  • What truly makes “The Naked City” apart from other noir pieces is its commitment to authenticity. The film captures New York City’s dark underbelly and gritty atmosphere. Many of the iconic scenes from the film were shot at actual New York City locations:
  • The scene where a U.S Mail truck is seen exiting a building is the US Post Office, located at 421 8th Avenue and West 33rd Street, Manhattan.
  • Madison Avenue and East 66th Street, Manhattan, serves as the stage for a scene where the detective walks down the street.
  • The chemist shop where the detective makes a purchase is located at 773 Madison Avenue and East 66th Street, Manhattan.
  • The scene including the 10th Police Precinct is located at 230 West 20th Street and 7th Avenue, Manhattan.
  • The bridge where the detectives are seen running through is the Williamsburg Bridge.

Interesting Facts:

“The Naked City” received well-deserved acclaim. It won two Academy Awards, for Best Cinematography and Best Original Score, and was nominated for Best Director and Best Film Editing. The film’s use of actual city residents added a layer of authenticity that resonated with audiences.

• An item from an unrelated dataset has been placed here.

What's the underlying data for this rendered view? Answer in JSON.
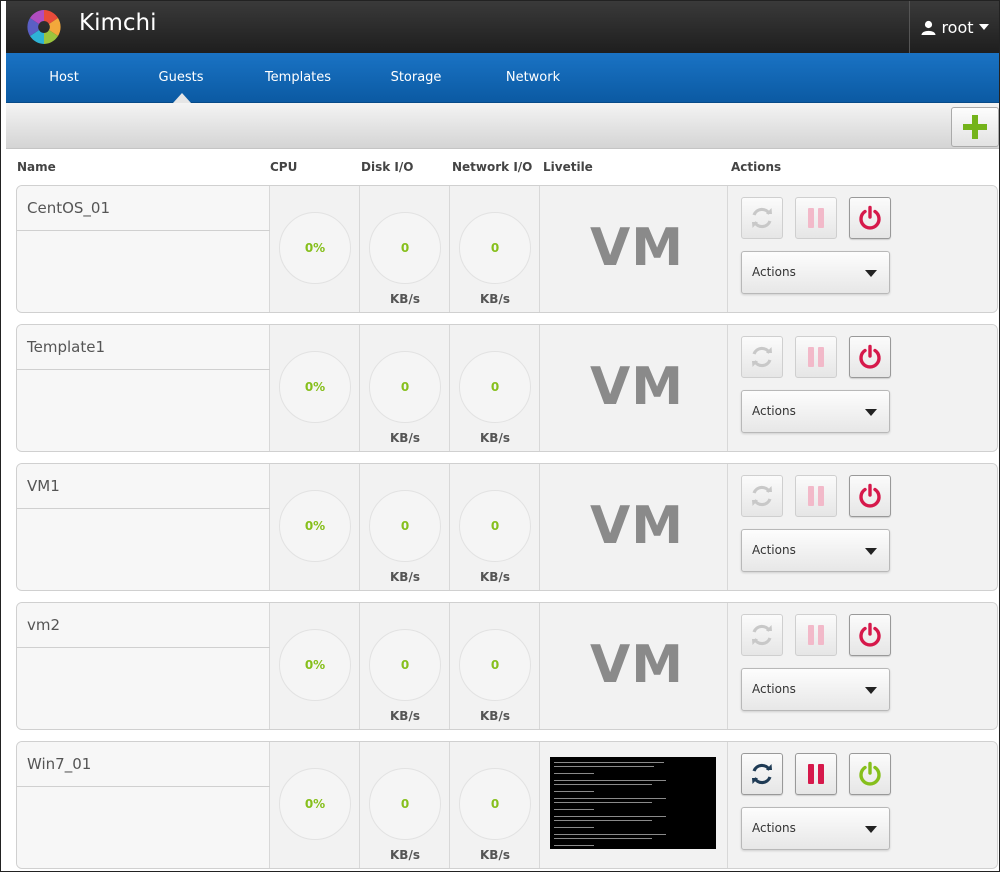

The film’s unique style paved the way for inspiring a crime investigating TV show with the same name, which aired from 1958 to 1963.